__Exercise goal__
In this exercise, the entries below include pictures. Repeat exactly the lines from the line with "Parse this screenshot: output" to the line with "Serialize everything readable", including both, but without the pictures.

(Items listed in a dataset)
%%
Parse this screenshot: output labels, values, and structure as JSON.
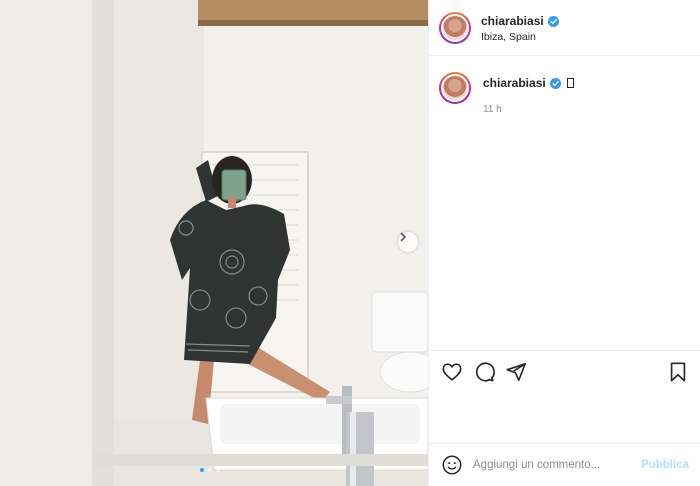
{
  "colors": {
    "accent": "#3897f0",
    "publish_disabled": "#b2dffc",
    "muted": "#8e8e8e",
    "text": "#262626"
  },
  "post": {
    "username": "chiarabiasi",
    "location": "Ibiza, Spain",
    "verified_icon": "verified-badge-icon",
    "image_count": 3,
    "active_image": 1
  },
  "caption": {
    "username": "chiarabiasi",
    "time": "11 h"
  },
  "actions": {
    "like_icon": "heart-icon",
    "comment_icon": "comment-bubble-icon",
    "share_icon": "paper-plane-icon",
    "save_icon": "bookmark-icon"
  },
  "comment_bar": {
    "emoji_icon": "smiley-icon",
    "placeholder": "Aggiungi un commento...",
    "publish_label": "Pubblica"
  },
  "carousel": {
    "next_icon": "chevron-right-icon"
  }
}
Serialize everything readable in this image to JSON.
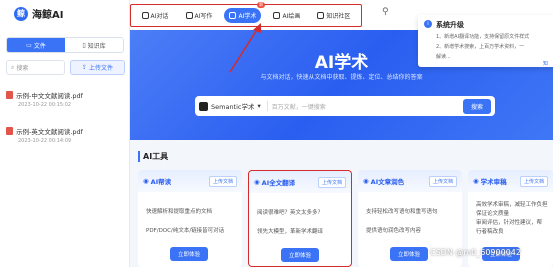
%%
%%
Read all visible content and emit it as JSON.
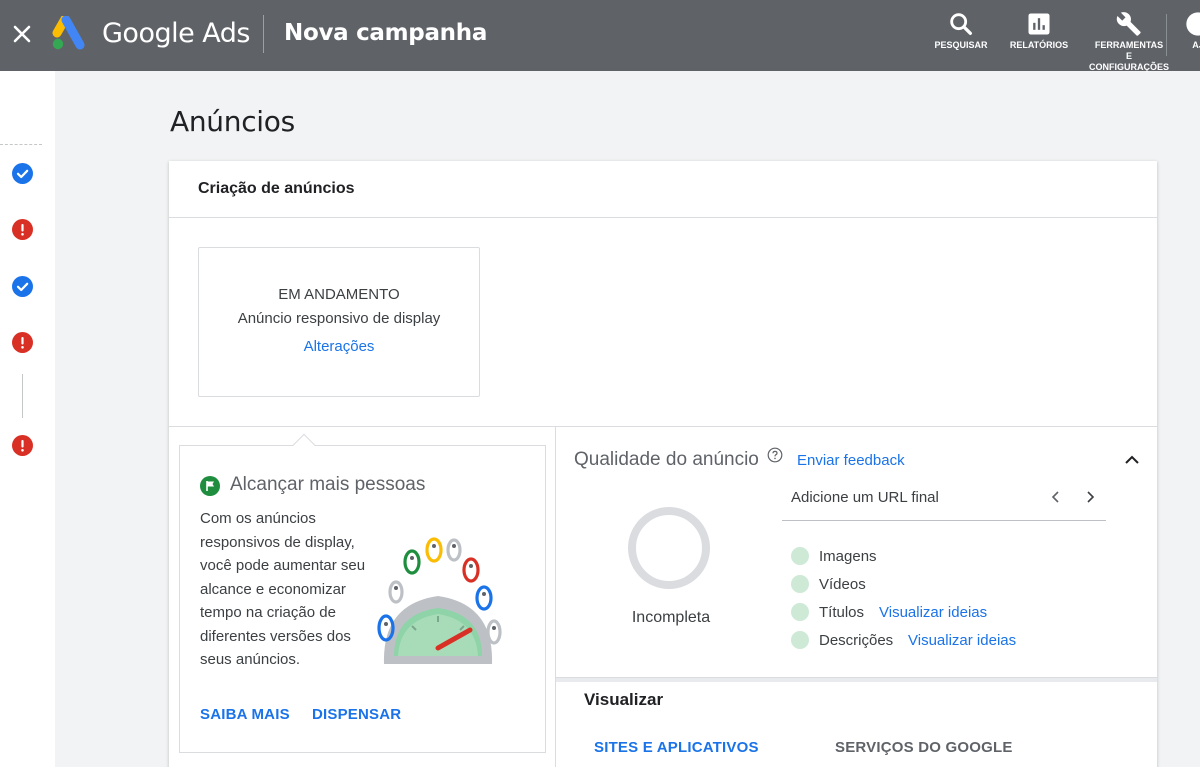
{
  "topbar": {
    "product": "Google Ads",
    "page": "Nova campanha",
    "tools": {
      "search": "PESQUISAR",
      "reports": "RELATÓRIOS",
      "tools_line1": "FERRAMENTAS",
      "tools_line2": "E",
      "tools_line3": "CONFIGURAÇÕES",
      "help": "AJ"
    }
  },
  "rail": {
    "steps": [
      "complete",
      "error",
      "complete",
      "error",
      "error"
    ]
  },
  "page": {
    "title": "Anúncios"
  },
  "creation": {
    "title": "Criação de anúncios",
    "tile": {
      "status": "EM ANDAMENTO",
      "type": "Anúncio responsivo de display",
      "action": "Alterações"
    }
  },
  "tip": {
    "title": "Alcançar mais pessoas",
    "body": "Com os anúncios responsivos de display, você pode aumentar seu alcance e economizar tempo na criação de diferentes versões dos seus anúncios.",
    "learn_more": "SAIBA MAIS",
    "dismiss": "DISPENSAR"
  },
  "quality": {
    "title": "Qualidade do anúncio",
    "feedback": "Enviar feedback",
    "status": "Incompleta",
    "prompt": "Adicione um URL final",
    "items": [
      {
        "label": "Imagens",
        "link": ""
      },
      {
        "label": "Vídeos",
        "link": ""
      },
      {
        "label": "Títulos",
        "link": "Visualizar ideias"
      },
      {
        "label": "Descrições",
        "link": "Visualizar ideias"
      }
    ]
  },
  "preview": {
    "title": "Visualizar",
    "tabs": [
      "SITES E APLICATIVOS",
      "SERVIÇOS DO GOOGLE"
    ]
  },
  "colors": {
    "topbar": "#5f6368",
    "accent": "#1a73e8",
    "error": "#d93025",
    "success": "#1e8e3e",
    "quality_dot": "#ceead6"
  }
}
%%
__Task response__
Parse this screenshot: output labels, values, and structure as JSON.
{
  "colors": {
    "accent": "#3897f0",
    "publish_disabled": "#b2dffc",
    "muted": "#8e8e8e",
    "text": "#262626"
  },
  "post": {
    "username": "chiarabiasi",
    "location": "Ibiza, Spain",
    "verified_icon": "verified-badge-icon",
    "image_count": 3,
    "active_image": 1
  },
  "caption": {
    "username": "chiarabiasi",
    "time": "11 h"
  },
  "actions": {
    "like_icon": "heart-icon",
    "comment_icon": "comment-bubble-icon",
    "share_icon": "paper-plane-icon",
    "save_icon": "bookmark-icon"
  },
  "comment_bar": {
    "emoji_icon": "smiley-icon",
    "placeholder": "Aggiungi un commento...",
    "publish_label": "Pubblica"
  },
  "carousel": {
    "next_icon": "chevron-right-icon"
  }
}
Serialize everything readable in this image to JSON.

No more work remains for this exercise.